The CBC's Matthew Black was the reporter they lied to in February 2013 at an open house for a condo development in downtown Vancouver.
CBC News was told two of the interested potential buyers in attendance were visiting from China and were looking to celebrate the Lunar New Year with a big purchase.
In reality the two women, who posed as sisters, were employees of Mac Marketing Solutions — the company hired to sell the condos.
After a local Vancouver blog uncovered the deception, MAC Marketing president Cameron McNeill admitted to the charade and promised a full investigation.
"We were not forthcoming to the media about their connection with MAC Marketing and we deeply regret that," McNeill said in February 2013.
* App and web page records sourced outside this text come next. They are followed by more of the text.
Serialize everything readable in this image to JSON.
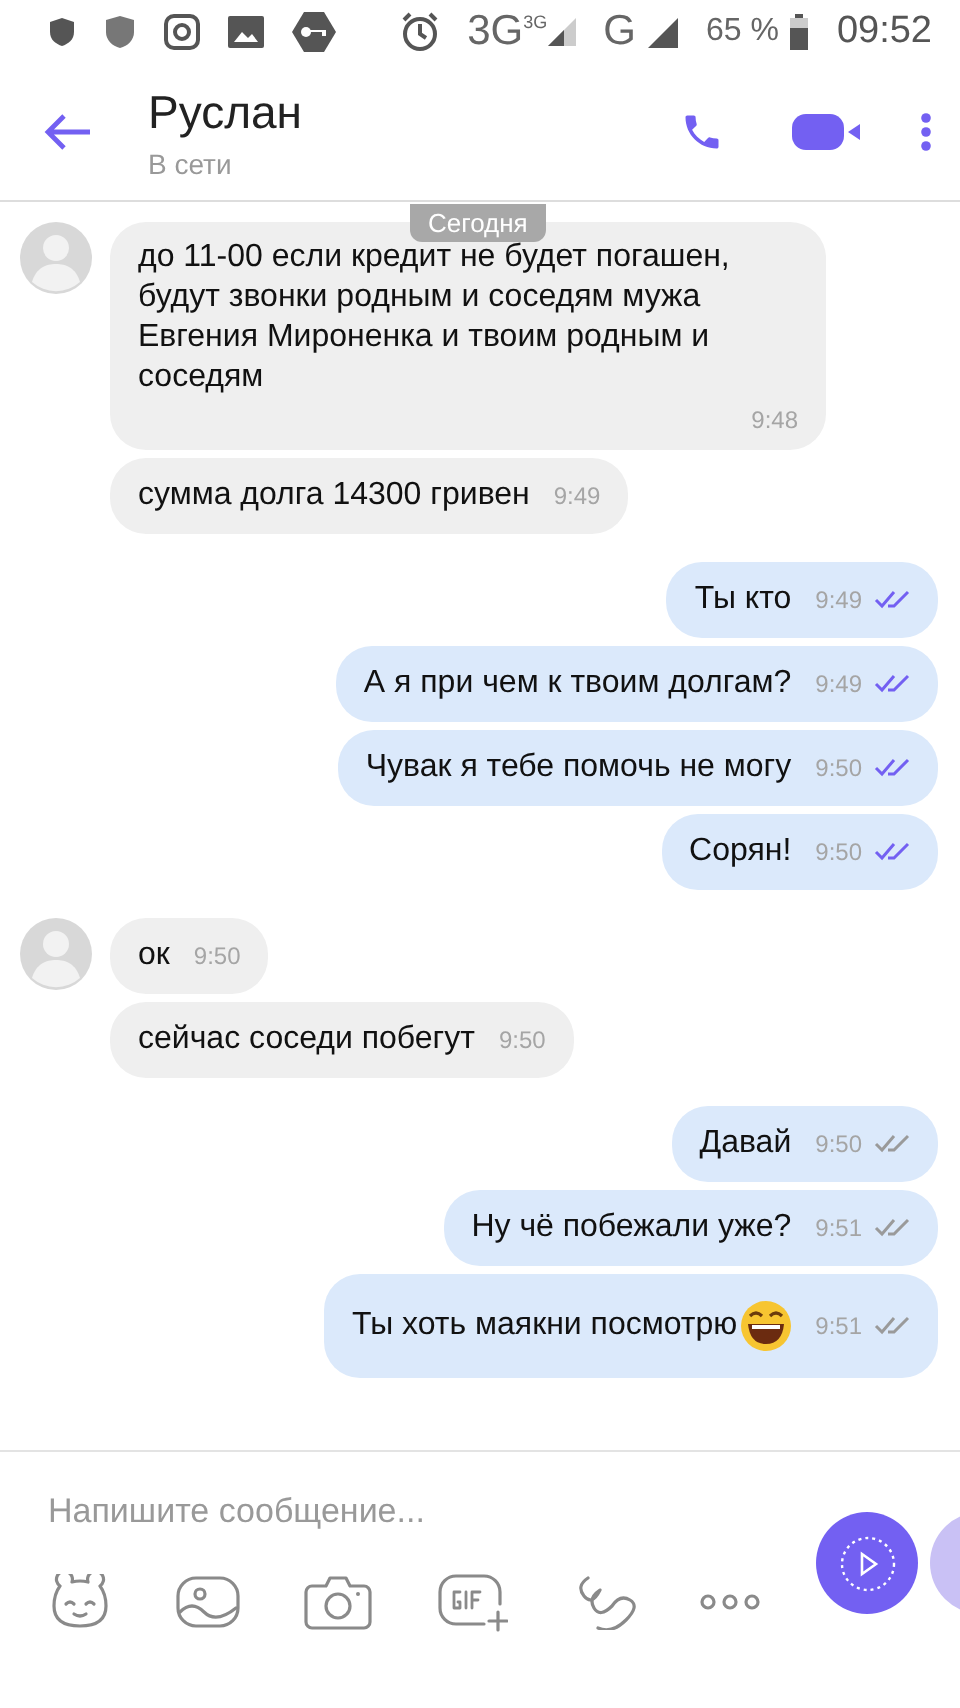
{
  "status_bar": {
    "network": "3G",
    "network_small": "3G",
    "network_2": "G",
    "battery": "65 %",
    "time": "09:52"
  },
  "header": {
    "name": "Руслан",
    "status": "В сети"
  },
  "date_label": "Сегодня",
  "messages": [
    {
      "kind": "incoming",
      "avatar": true,
      "text": "до 11-00 если кредит не будет погашен, будут звонки родным и соседям мужа Евгения Мироненка и твоим родным и соседям",
      "time": "9:48"
    },
    {
      "kind": "incoming",
      "avatar": false,
      "text": "сумма долга 14300 гривен",
      "time": "9:49"
    },
    {
      "kind": "outgoing",
      "text": "Ты кто",
      "time": "9:49",
      "seen": true
    },
    {
      "kind": "outgoing",
      "text": "А я при чем к твоим долгам?",
      "time": "9:49",
      "seen": true
    },
    {
      "kind": "outgoing",
      "text": "Чувак я тебе помочь не могу",
      "time": "9:50",
      "seen": true
    },
    {
      "kind": "outgoing",
      "text": "Сорян!",
      "time": "9:50",
      "seen": true
    },
    {
      "kind": "incoming",
      "avatar": true,
      "text": "ок",
      "time": "9:50"
    },
    {
      "kind": "incoming",
      "avatar": false,
      "text": "сейчас соседи побегут",
      "time": "9:50"
    },
    {
      "kind": "outgoing",
      "text": "Давай",
      "time": "9:50",
      "seen": false
    },
    {
      "kind": "outgoing",
      "text": "Ну чё побежали уже?",
      "time": "9:51",
      "seen": false
    },
    {
      "kind": "outgoing",
      "text": "Ты хоть маякни посмотрю",
      "time": "9:51",
      "seen": false,
      "emoji": true
    }
  ],
  "composer": {
    "placeholder": "Напишите сообщение..."
  }
}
This week, the Real Estate Council of B.C. released its ruling against Nicolas Hans Jensen, who worked for Onni Realty Inc. while licensed with MAC Marketing.
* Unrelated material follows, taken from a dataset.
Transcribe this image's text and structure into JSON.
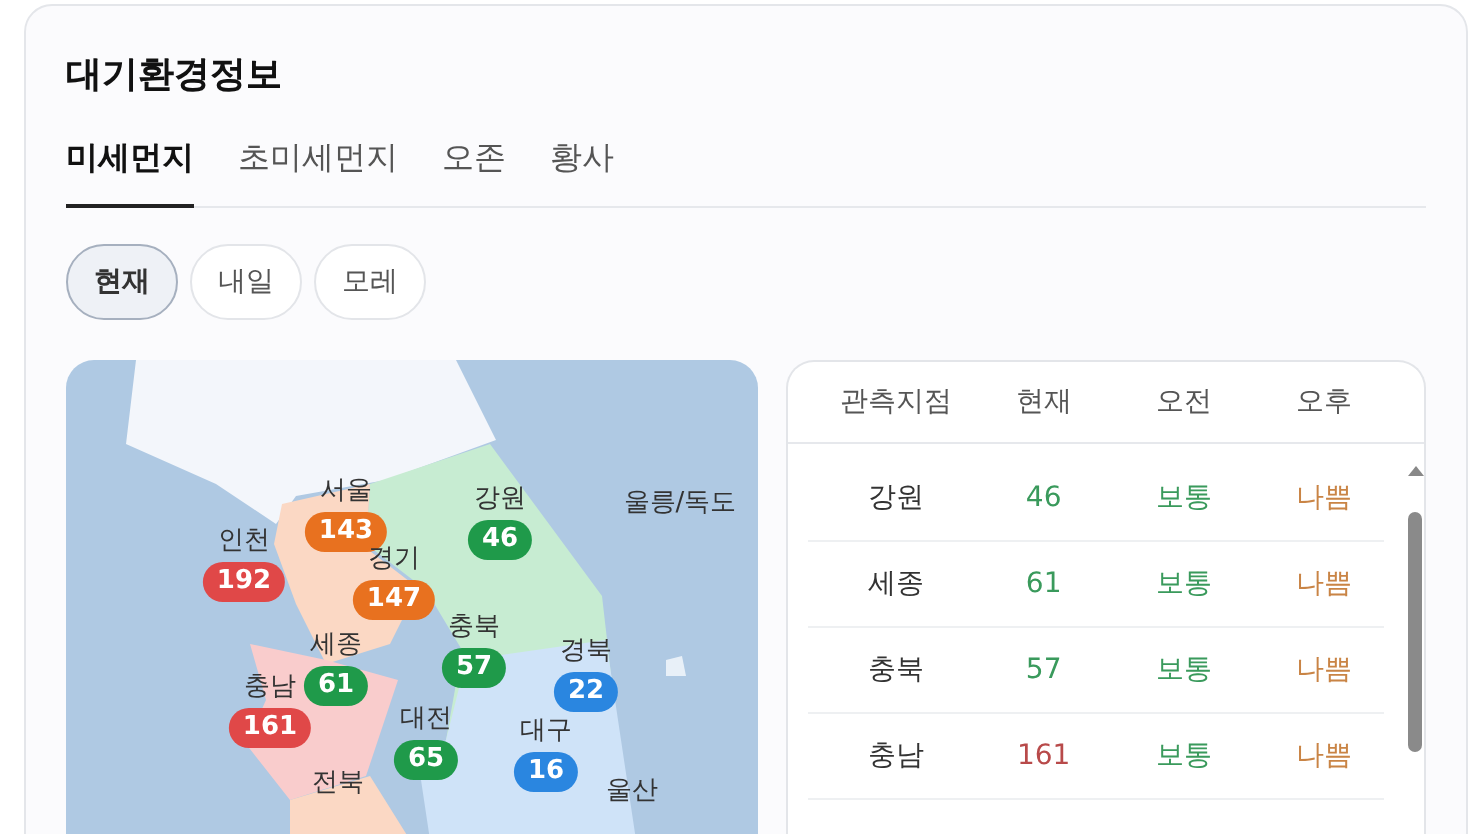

In the agreed statement of facts, Jensen admits to telling the two brokerage employees to act like customers. While he claims he never told them to lie, he also said he didn't intervene to stop them talking to reporters on camera.
Jensen resigned from the company days after the story aired and the deception was uncovered. With the REBC order, he now also faces a $1,250 fine, and a two-week licence suspension. He was also ordered to complete a remedial education course.
McNeill was out of town when CBC News tried to reach him after the decision was released, but he issued a written statement.
"This incident was a difficult learning experience and because of it, MAC integrated a combination of revised training and corporate governance measures so everyone on our staff clearly understands and adheres to our high standards," McNeill said.
Jensen, who is now working with another realty company in Vancouver, did not respond to requests for comment this weekend. His 14-day licence suspension begins next month.
Andrey Pavlov, a professor of finance at Simon Fraser University's Beedie School of Business, says the REBC's disciplinary action may not be enough of a deterrent to others, and that future claims condo selling success stories will continue to be viewed with skepticism.
"This is really a licence, or almost encouragement to do more because the downside is so little," Pavlov said.